RENEE MONTAGNE, HOST:
We're getting reaction all morning to Donald Trump's victory. In a race that pitted a woman in a pantsuit against a man accused of demeaning women, sexism emerged as an issue. Lynn Povich wrote a book on her experience with that, "The Good Girls Revolt: How The Women Of Newsweek Sued Their Bosses And Changed The Workplace." That was 1970. We reached Povich for her take on this presidential election.
LYNN POVICH: Thanks for having me, Renee.
MONTAGNE: What does Hillary Clinton's loss mean to you?
POVICH: Well, I think it's devastating for so many of us who really wanted and hoped that we would see a woman president in our lifetime. I think many of us are in shock that this country is still so resistant to so many things that she represents - even if she's flawed personally, the extent to which the kind of visceral hatred for her still exists. So sort of understanding what's personal and what's political has been really interesting in this particular election.
MONTAGNE: Well, do you take this is as partly or - or largely misogyny?
POVICH: Well, I think there's no question that there was a lot of misogyny brought out during the election. You know, we thought it was sort of covert these days, but it was certainly overt in this particular election. I think, on the other hand, it galvanized a lot of particularly young women, who perhaps thought that, you know, things were better and this didn't really matter. And I think, during this campaign, they really got pissed off. They got angry. And, in fact, it looks like she won sort of the majority of young women.
MONTAGNE: You know, Hillary Clinton's campaign based ads on Donald Trump's publicly deriding women and their looks, especially one ad was - became very well-known, even if people didn't see it. And it was about young girls looking in the mirror, and you were hearing things that Donald Trump had said. But yet, as we know, plenty of women voted for him.
POVICH: Well, I mean, we - we've talked about in the past elections of people voting against their self-interests. And I think that it's interesting. People say, oh, well, you know, it was really more about the economy because of the working class and the loss of jobs and things like that. Well, women have economic issues, too - the equal pay, paid leave, you know, healthcare. And yet, you know, we find that a lot of women who didn't think he was fit for the presidency also voted for him. So there is this disconnect between people voting for their self-interests. And it sort of indicates to me that, you know, it's - we're back in the culture wars more than the economic situation.

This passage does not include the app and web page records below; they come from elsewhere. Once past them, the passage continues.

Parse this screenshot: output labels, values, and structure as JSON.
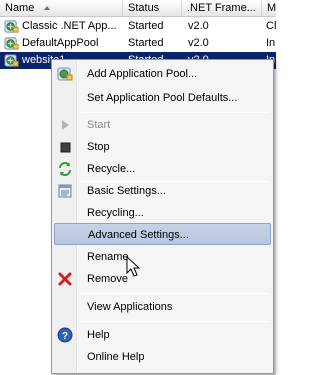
{
  "columns": {
    "name": "Name",
    "status": "Status",
    "framework": ".NET Frame...",
    "more": "M"
  },
  "rows": [
    {
      "name": "Classic .NET App...",
      "status": "Started",
      "framework": "v2.0",
      "more": "Cl"
    },
    {
      "name": "DefaultAppPool",
      "status": "Started",
      "framework": "v2.0",
      "more": "In"
    },
    {
      "name": "website1",
      "status": "Started",
      "framework": "v2.0",
      "more": "In"
    }
  ],
  "menu": {
    "add_pool": "Add Application Pool...",
    "set_defaults": "Set Application Pool Defaults...",
    "start": "Start",
    "stop": "Stop",
    "recycle": "Recycle...",
    "basic_settings": "Basic Settings...",
    "recycling": "Recycling...",
    "advanced_settings": "Advanced Settings...",
    "rename": "Rename",
    "remove": "Remove",
    "view_applications": "View Applications",
    "help": "Help",
    "online_help": "Online Help"
  },
  "colors": {
    "selection": "#0a246a",
    "menu_hover": "#b7c6df",
    "remove_red": "#d21f1f"
  }
}
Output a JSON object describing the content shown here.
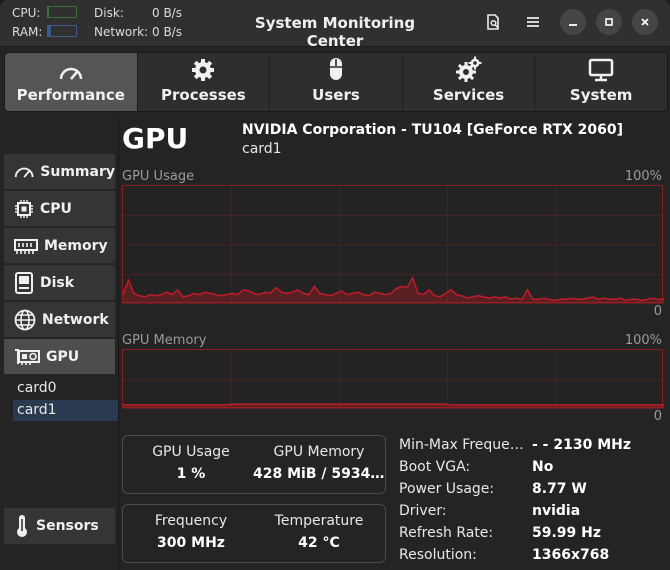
{
  "header": {
    "title": "System Monitoring Center",
    "cpu_label": "CPU:",
    "ram_label": "RAM:",
    "disk_label": "Disk:",
    "disk_value": "0 B/s",
    "network_label": "Network:",
    "network_value": "0 B/s",
    "cpu_load_fraction": 0.02,
    "ram_load_fraction": 0.12,
    "colors": {
      "cpu_bar": "#3c6e3c",
      "ram_bar": "#3c5a8a"
    }
  },
  "tabs": [
    {
      "label": "Performance",
      "icon": "speedometer-icon",
      "active": true
    },
    {
      "label": "Processes",
      "icon": "gear-icon",
      "active": false
    },
    {
      "label": "Users",
      "icon": "mouse-icon",
      "active": false
    },
    {
      "label": "Services",
      "icon": "gears-icon",
      "active": false
    },
    {
      "label": "System",
      "icon": "monitor-icon",
      "active": false
    }
  ],
  "sidebar": {
    "items": [
      {
        "label": "Summary",
        "icon": "speedometer-icon"
      },
      {
        "label": "CPU",
        "icon": "chip-icon"
      },
      {
        "label": "Memory",
        "icon": "memory-icon"
      },
      {
        "label": "Disk",
        "icon": "disk-icon"
      },
      {
        "label": "Network",
        "icon": "globe-icon"
      },
      {
        "label": "GPU",
        "icon": "gpu-icon"
      }
    ],
    "devices": [
      "card0",
      "card1"
    ],
    "selected_device": "card1",
    "sensors_label": "Sensors"
  },
  "main": {
    "title": "GPU",
    "model": "NVIDIA Corporation - TU104 [GeForce RTX 2060]",
    "card": "card1",
    "graph_usage": {
      "label": "GPU Usage",
      "max": "100%",
      "min": "0"
    },
    "graph_memory": {
      "label": "GPU Memory",
      "max": "100%",
      "min": "0"
    },
    "graph_color": "#c01c28",
    "stats": {
      "usage_label": "GPU Usage",
      "usage_value": "1 %",
      "memory_label": "GPU Memory",
      "memory_value": "428 MiB / 5934 …",
      "frequency_label": "Frequency",
      "frequency_value": "300 MHz",
      "temperature_label": "Temperature",
      "temperature_value": "42 °C"
    },
    "info": [
      {
        "key": "Min-Max Frequen…",
        "value": "- - 2130 MHz"
      },
      {
        "key": "Boot VGA:",
        "value": "No"
      },
      {
        "key": "Power Usage:",
        "value": "8.77 W"
      },
      {
        "key": "Driver:",
        "value": "nvidia"
      },
      {
        "key": "Refresh Rate:",
        "value": "59.99 Hz"
      },
      {
        "key": "Resolution:",
        "value": "1366x768"
      }
    ]
  },
  "chart_data": [
    {
      "type": "area",
      "title": "GPU Usage",
      "ylim": [
        0,
        100
      ],
      "values": [
        8,
        20,
        9,
        7,
        6,
        8,
        7,
        8,
        10,
        8,
        12,
        6,
        7,
        9,
        8,
        10,
        9,
        8,
        7,
        8,
        9,
        8,
        12,
        11,
        9,
        8,
        10,
        9,
        14,
        10,
        9,
        10,
        12,
        9,
        8,
        15,
        9,
        8,
        7,
        9,
        11,
        8,
        9,
        10,
        8,
        7,
        10,
        9,
        8,
        9,
        13,
        15,
        14,
        22,
        9,
        8,
        12,
        7,
        6,
        9,
        12,
        8,
        7,
        5,
        6,
        7,
        6,
        5,
        6,
        5,
        6,
        4,
        5,
        4,
        12,
        4,
        4,
        5,
        4,
        3,
        4,
        4,
        5,
        4,
        4,
        5,
        6,
        4,
        5,
        4,
        4,
        5,
        3,
        4,
        4,
        3,
        4,
        5,
        4,
        4
      ]
    },
    {
      "type": "area",
      "title": "GPU Memory",
      "ylim": [
        0,
        100
      ],
      "values": [
        7,
        7,
        7,
        7,
        7,
        7,
        7,
        7,
        7,
        7,
        7,
        7,
        7,
        7,
        7,
        7,
        7,
        7,
        7,
        7,
        8,
        8,
        8,
        8,
        8,
        8,
        8,
        8,
        8,
        8,
        8,
        8,
        8,
        8,
        8,
        8,
        8,
        8,
        8,
        8,
        8,
        8,
        8,
        8,
        8,
        8,
        8,
        8,
        8,
        8,
        8,
        8,
        8,
        8,
        8,
        8,
        8,
        8,
        8,
        8,
        7,
        7,
        7,
        7,
        7,
        7,
        7,
        7,
        7,
        7,
        7,
        7,
        7,
        7,
        7,
        7,
        7,
        7,
        7,
        7,
        7,
        7,
        7,
        7,
        7,
        7,
        7,
        7,
        7,
        7,
        7,
        7,
        7,
        7,
        7,
        7,
        7,
        7,
        7,
        7
      ]
    }
  ]
}
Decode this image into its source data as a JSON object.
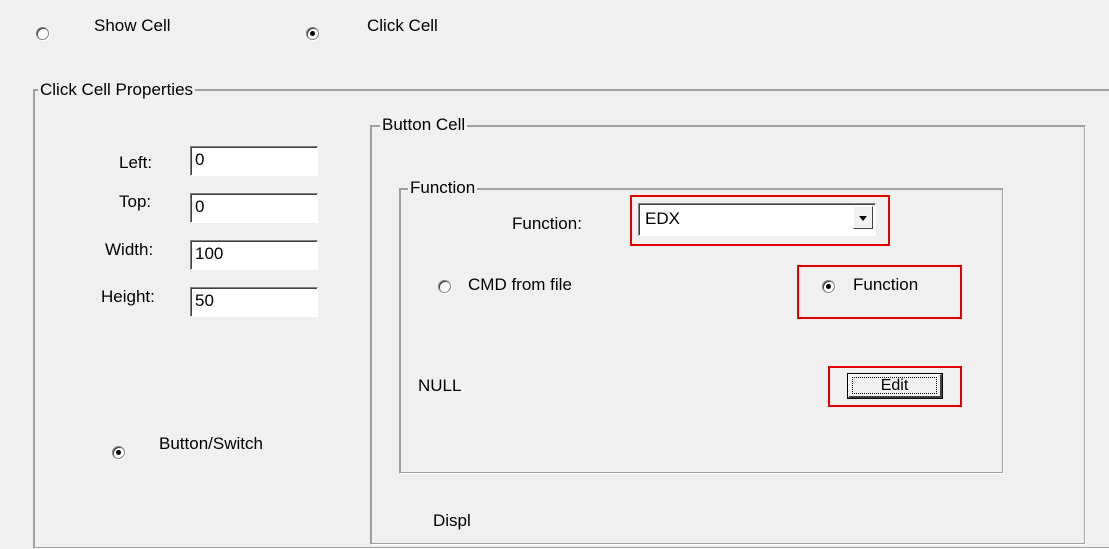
{
  "mode": {
    "show_cell": "Show Cell",
    "click_cell": "Click Cell"
  },
  "click_cell_properties": {
    "title": "Click Cell Properties",
    "left_label": "Left:",
    "left_value": "0",
    "top_label": "Top:",
    "top_value": "0",
    "width_label": "Width:",
    "width_value": "100",
    "height_label": "Height:",
    "height_value": "50",
    "button_switch_label": "Button/Switch"
  },
  "button_cell": {
    "title": "Button Cell",
    "function_group": {
      "title": "Function",
      "function_label": "Function:",
      "function_value": "EDX",
      "cmd_from_file_label": "CMD from file",
      "function_radio_label": "Function",
      "null_text": "NULL",
      "edit_label": "Edit"
    },
    "display_partial": "Displ"
  },
  "colors": {
    "highlight": "#e00000",
    "background": "#f0f0f0"
  }
}
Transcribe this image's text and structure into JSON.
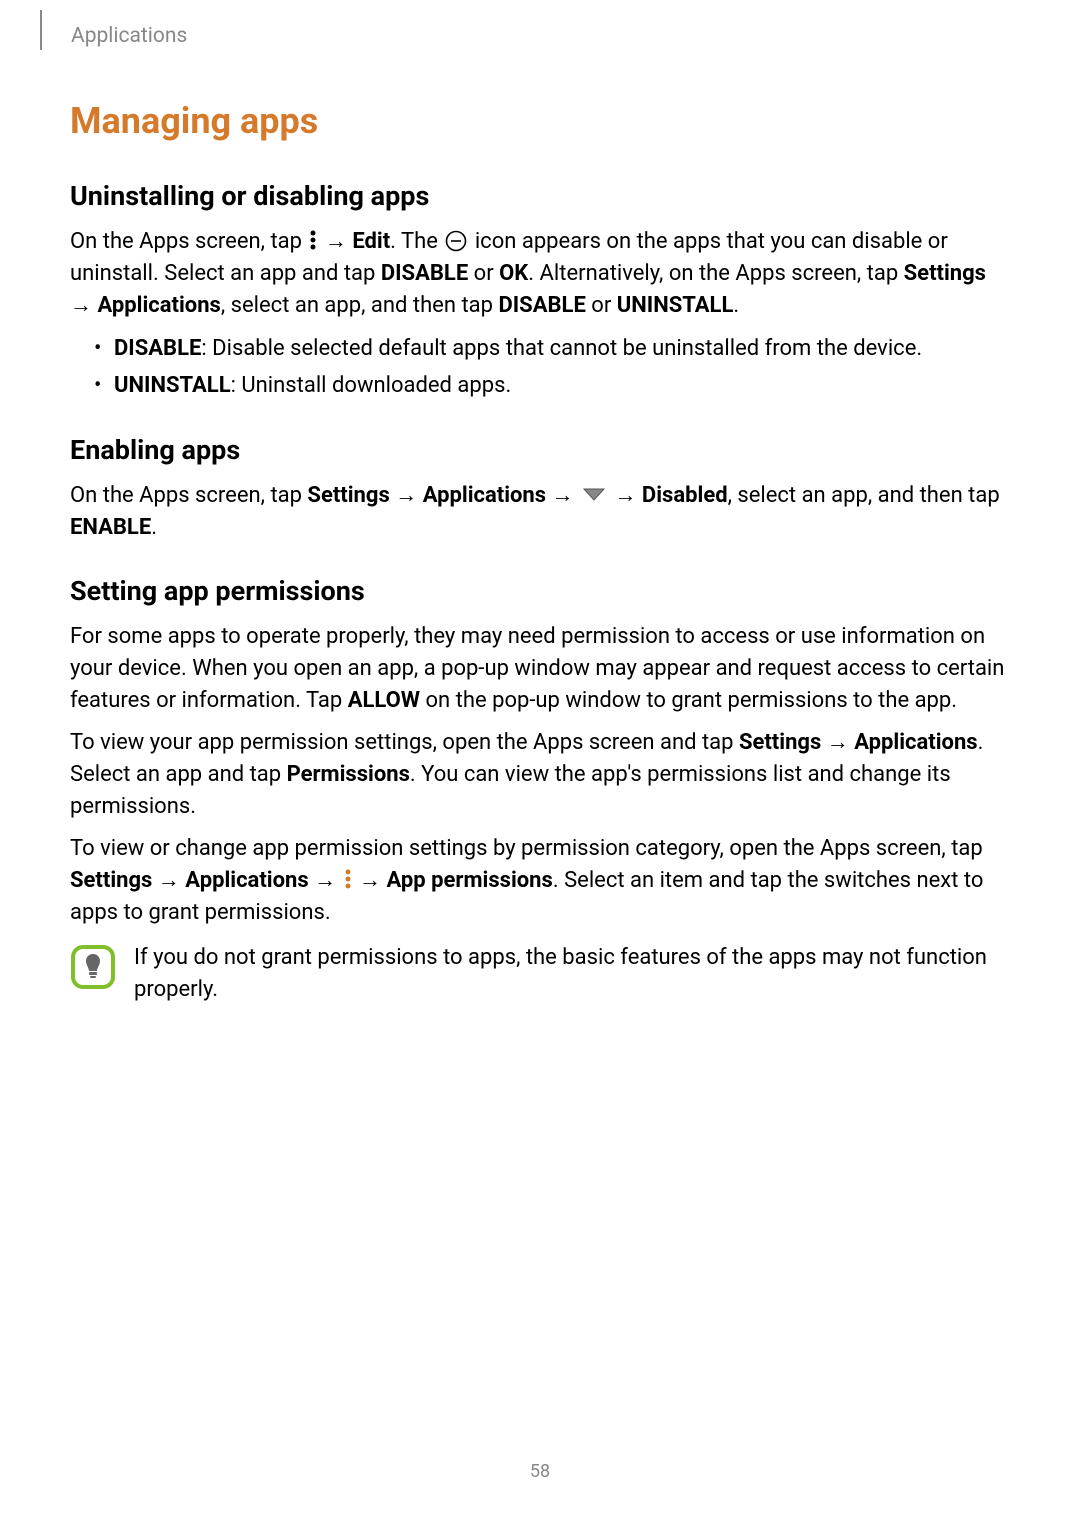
{
  "header": {
    "breadcrumb": "Applications"
  },
  "main_heading": "Managing apps",
  "section1": {
    "heading": "Uninstalling or disabling apps",
    "p1a": "On the Apps screen, tap ",
    "p1b": " → ",
    "edit": "Edit",
    "p1c": ". The ",
    "p1d": " icon appears on the apps that you can disable or uninstall. Select an app and tap ",
    "disable": "DISABLE",
    "p1e": " or ",
    "ok": "OK",
    "p1f": ". Alternatively, on the Apps screen, tap ",
    "settings": "Settings",
    "arrow": " → ",
    "applications": "Applications",
    "p1g": ", select an app, and then tap ",
    "disable2": "DISABLE",
    "p1h": " or ",
    "uninstall": "UNINSTALL",
    "p1i": ".",
    "bullet1_strong": "DISABLE",
    "bullet1_rest": ": Disable selected default apps that cannot be uninstalled from the device.",
    "bullet2_strong": "UNINSTALL",
    "bullet2_rest": ": Uninstall downloaded apps."
  },
  "section2": {
    "heading": "Enabling apps",
    "p1a": "On the Apps screen, tap ",
    "settings": "Settings",
    "arrow": " → ",
    "applications": "Applications",
    "arrow2": " → ",
    "arrow3": " → ",
    "disabled": "Disabled",
    "p1b": ", select an app, and then tap ",
    "enable": "ENABLE",
    "p1c": "."
  },
  "section3": {
    "heading": "Setting app permissions",
    "p1": "For some apps to operate properly, they may need permission to access or use information on your device. When you open an app, a pop-up window may appear and request access to certain features or information. Tap ",
    "allow": "ALLOW",
    "p1b": " on the pop-up window to grant permissions to the app.",
    "p2a": "To view your app permission settings, open the Apps screen and tap ",
    "settings": "Settings",
    "arrow": " → ",
    "applications": "Applications",
    "p2b": ". Select an app and tap ",
    "permissions": "Permissions",
    "p2c": ". You can view the app's permissions list and change its permissions.",
    "p3a": "To view or change app permission settings by permission category, open the Apps screen, tap ",
    "settings2": "Settings",
    "arrow2": " → ",
    "applications2": "Applications",
    "arrow3": " → ",
    "arrow4": " → ",
    "app_permissions": "App permissions",
    "p3b": ". Select an item and tap the switches next to apps to grant permissions.",
    "note": "If you do not grant permissions to apps, the basic features of the apps may not function properly."
  },
  "page_number": "58"
}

MONTAGNE: The fact is women still face some of the same issues today that you faced back in 1970, especially women are paid less. There's a level of gender discrimination. But I'm wondering, is this really a setback - the fact that the glass ceiling was not broken for our country's highest office?
POVICH: Well, I think that it's important to break the final glass ceiling. I just think every ceiling that's been broken to show that a woman can do the job and is qualified for the job is really important. But I have a lot of faith in young women. You know, they have been having a feminist moment for a long time, with their cultural heroes claiming feminism again. And I just believe that they are going to be our hope beyond women of my generation.
MONTAGNE: Lynn Povich wrote the book "The Good Girls Revolt," a landmark gender bias case at Newsweek that has been turned into an Amazon TV series. Thank you very much.
POVICH: Thanks so much, Renee. Transcript provided by NPR, Copyright NPR.